> [PROBLEM DESCRIPTION] Wherever the string "Submission" appears in the records, return the line that holds it.

> [EXCERPTED DATA]
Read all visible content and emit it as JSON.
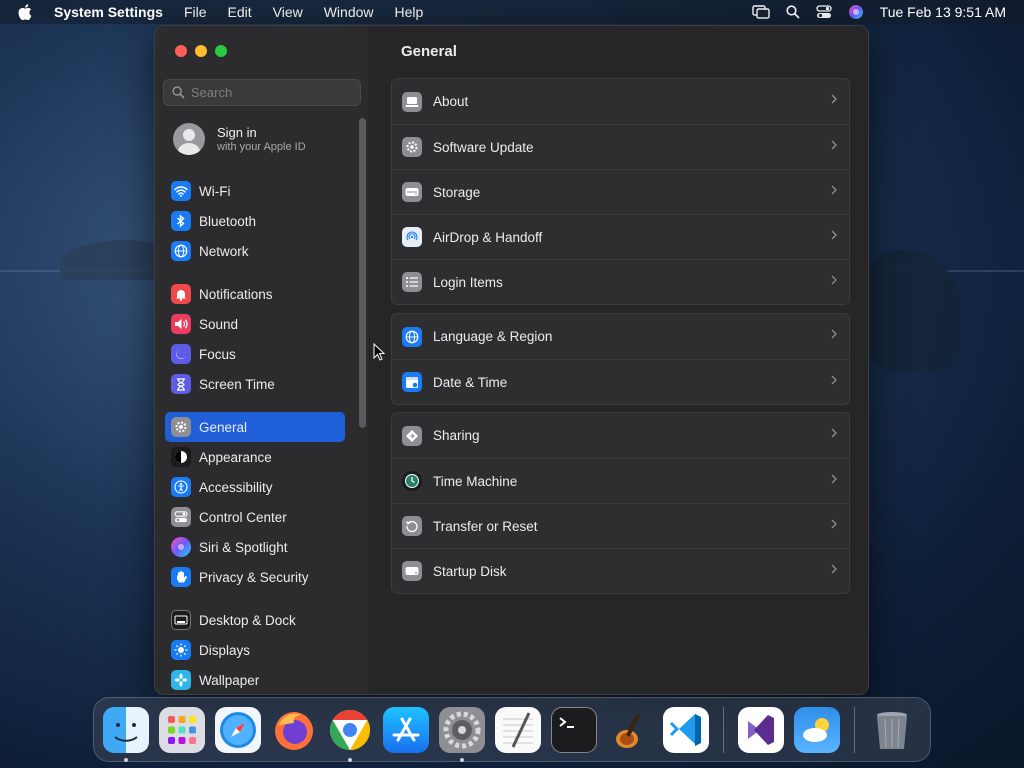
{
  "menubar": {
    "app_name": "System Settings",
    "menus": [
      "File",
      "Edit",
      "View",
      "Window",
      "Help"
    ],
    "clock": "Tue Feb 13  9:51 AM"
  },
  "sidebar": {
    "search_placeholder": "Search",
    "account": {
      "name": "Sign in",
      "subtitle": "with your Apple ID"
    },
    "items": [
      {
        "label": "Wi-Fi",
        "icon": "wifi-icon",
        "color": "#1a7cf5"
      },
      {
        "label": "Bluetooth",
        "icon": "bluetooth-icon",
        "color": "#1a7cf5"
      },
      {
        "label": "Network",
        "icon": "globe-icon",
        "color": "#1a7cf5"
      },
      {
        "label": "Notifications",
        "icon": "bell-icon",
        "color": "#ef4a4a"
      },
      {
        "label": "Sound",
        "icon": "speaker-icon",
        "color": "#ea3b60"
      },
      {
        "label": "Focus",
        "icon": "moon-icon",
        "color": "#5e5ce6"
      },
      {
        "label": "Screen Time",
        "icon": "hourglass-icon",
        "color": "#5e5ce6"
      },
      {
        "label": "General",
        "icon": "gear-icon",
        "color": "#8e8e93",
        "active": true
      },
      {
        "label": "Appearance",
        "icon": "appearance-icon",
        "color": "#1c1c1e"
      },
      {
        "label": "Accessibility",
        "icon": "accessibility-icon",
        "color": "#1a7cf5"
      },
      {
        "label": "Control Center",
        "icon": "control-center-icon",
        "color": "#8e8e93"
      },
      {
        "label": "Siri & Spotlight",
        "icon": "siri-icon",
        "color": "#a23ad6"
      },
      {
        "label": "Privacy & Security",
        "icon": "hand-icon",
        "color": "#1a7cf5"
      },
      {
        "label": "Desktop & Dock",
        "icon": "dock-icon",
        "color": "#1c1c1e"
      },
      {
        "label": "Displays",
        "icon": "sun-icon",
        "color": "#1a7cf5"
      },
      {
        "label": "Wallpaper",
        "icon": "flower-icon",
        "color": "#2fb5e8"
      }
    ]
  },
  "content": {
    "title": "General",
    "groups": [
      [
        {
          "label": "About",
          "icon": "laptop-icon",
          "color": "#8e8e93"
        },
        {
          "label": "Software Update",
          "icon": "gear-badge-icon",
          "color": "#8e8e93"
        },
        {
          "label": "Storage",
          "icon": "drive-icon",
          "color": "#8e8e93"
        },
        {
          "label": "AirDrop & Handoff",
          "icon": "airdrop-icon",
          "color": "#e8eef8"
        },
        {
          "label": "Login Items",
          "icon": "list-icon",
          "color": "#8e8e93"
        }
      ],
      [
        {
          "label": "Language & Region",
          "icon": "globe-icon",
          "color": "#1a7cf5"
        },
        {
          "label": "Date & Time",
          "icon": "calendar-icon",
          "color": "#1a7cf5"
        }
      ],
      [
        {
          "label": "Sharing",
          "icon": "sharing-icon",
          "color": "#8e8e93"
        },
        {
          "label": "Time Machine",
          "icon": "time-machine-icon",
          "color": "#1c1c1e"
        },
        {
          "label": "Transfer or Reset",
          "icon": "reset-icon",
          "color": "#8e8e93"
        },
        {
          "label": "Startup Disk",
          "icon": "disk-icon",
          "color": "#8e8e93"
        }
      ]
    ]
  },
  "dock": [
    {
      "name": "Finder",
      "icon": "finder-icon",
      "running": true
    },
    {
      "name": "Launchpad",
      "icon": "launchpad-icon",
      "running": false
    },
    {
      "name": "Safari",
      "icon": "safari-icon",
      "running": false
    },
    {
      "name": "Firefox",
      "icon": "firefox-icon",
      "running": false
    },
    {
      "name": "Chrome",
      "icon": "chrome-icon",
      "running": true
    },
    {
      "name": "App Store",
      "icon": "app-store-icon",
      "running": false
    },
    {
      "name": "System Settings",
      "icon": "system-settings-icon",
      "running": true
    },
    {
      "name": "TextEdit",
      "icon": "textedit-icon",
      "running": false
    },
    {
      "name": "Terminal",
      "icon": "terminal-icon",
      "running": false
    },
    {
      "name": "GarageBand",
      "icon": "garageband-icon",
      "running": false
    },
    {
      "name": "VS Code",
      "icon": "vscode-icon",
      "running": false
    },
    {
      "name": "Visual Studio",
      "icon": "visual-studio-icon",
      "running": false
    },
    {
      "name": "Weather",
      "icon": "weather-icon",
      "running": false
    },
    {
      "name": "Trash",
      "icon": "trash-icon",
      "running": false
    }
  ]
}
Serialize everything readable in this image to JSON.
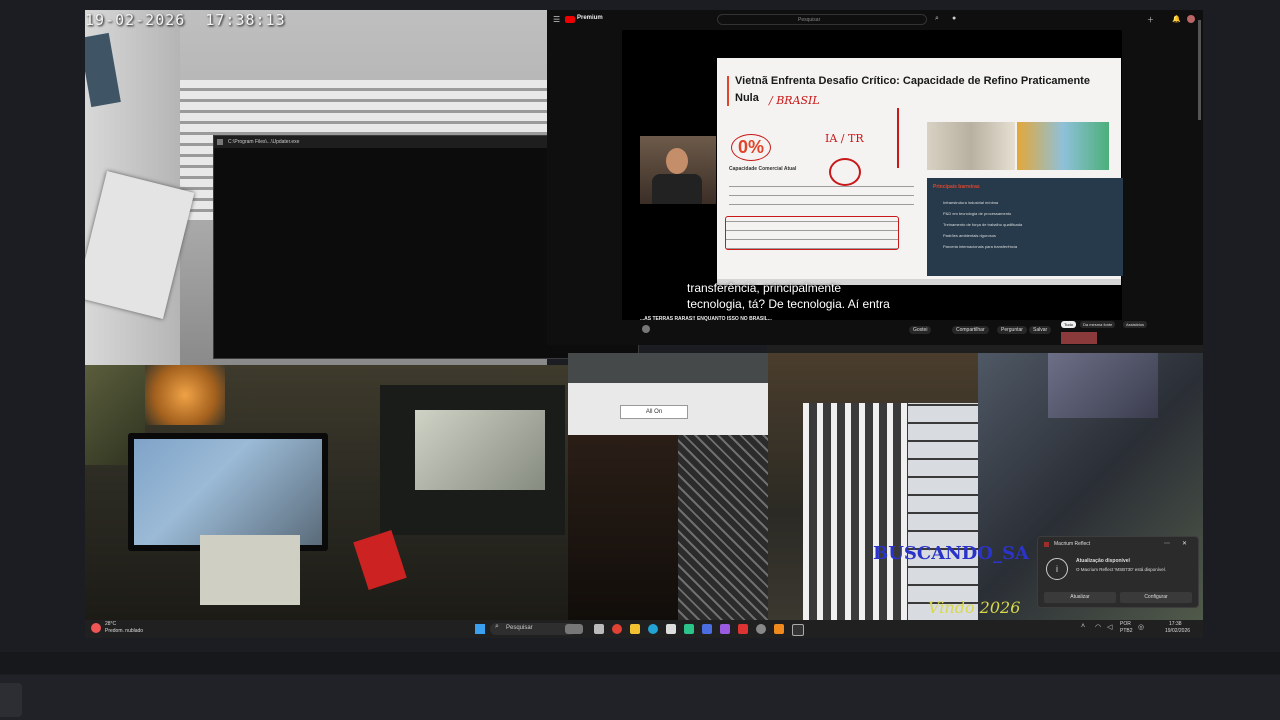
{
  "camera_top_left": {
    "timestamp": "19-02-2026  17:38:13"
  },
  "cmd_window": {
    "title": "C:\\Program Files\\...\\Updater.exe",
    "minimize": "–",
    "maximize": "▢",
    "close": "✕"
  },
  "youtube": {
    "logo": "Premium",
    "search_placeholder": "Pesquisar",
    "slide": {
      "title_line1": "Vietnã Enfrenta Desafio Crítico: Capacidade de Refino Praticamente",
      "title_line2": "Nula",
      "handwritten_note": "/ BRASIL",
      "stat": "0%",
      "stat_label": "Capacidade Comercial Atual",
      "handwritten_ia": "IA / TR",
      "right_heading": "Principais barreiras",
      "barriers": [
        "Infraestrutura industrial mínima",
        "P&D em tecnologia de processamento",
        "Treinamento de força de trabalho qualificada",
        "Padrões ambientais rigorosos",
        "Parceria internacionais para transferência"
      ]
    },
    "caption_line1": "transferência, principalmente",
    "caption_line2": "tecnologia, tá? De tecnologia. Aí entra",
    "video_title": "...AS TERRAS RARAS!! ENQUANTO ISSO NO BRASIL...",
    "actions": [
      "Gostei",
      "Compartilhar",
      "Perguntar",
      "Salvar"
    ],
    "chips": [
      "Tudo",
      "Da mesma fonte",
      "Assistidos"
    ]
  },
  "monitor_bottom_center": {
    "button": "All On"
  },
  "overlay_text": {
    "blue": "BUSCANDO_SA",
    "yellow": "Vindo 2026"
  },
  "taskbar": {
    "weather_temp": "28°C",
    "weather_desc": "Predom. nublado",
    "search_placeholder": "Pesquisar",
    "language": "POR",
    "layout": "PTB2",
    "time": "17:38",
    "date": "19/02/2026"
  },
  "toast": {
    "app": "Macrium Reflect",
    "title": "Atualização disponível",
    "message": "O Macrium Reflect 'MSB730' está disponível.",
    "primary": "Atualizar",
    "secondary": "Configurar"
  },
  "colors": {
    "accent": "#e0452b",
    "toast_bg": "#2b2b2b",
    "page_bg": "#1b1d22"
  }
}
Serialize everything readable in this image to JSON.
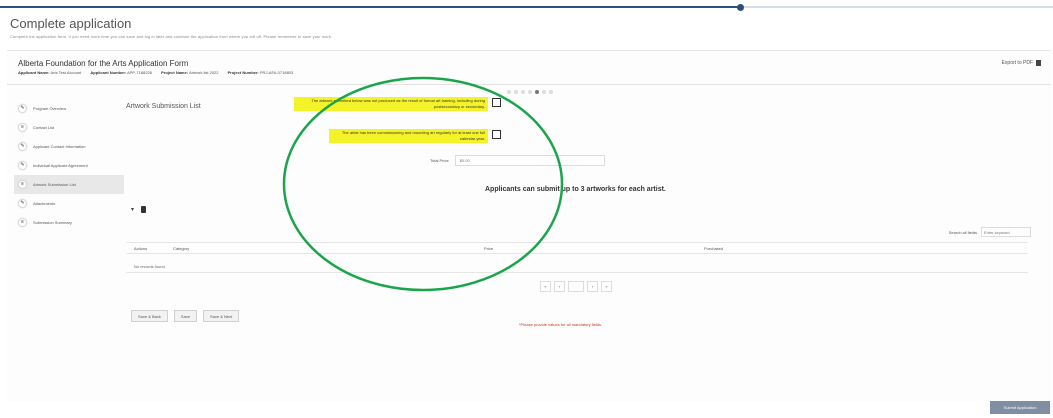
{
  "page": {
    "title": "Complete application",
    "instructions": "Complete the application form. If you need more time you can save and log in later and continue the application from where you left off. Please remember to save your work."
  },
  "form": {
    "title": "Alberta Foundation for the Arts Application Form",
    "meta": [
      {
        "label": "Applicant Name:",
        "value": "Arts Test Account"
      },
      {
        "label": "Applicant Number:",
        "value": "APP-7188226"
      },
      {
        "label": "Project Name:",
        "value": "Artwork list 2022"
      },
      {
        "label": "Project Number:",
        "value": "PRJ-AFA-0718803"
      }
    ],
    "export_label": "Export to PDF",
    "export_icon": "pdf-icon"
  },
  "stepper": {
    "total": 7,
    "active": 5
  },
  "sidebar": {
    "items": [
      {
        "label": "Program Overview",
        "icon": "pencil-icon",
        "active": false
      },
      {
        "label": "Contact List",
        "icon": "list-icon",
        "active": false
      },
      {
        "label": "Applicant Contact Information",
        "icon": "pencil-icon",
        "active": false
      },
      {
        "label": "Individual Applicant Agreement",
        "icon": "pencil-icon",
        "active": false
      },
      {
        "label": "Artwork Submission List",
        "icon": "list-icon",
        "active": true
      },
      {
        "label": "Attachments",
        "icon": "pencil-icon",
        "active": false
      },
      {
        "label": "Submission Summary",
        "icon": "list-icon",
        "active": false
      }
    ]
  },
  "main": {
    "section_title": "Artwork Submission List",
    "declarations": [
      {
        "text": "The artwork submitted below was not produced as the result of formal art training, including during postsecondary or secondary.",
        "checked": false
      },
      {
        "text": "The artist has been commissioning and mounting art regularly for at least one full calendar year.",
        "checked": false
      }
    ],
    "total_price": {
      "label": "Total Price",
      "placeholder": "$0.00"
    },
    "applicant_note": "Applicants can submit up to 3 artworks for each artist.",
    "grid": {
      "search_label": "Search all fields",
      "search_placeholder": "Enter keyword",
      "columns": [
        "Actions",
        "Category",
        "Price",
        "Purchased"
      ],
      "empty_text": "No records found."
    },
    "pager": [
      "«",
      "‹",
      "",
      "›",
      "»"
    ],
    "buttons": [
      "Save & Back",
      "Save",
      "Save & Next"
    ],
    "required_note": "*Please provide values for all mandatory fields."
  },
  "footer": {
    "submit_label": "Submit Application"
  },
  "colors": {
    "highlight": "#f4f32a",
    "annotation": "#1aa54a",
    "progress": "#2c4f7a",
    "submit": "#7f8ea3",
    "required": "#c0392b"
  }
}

> [OUTPUT OF THE TASK]
        "label": "Artwork Submission List",
        "label": "Submission Summary",
    "section_title": "Artwork Submission List",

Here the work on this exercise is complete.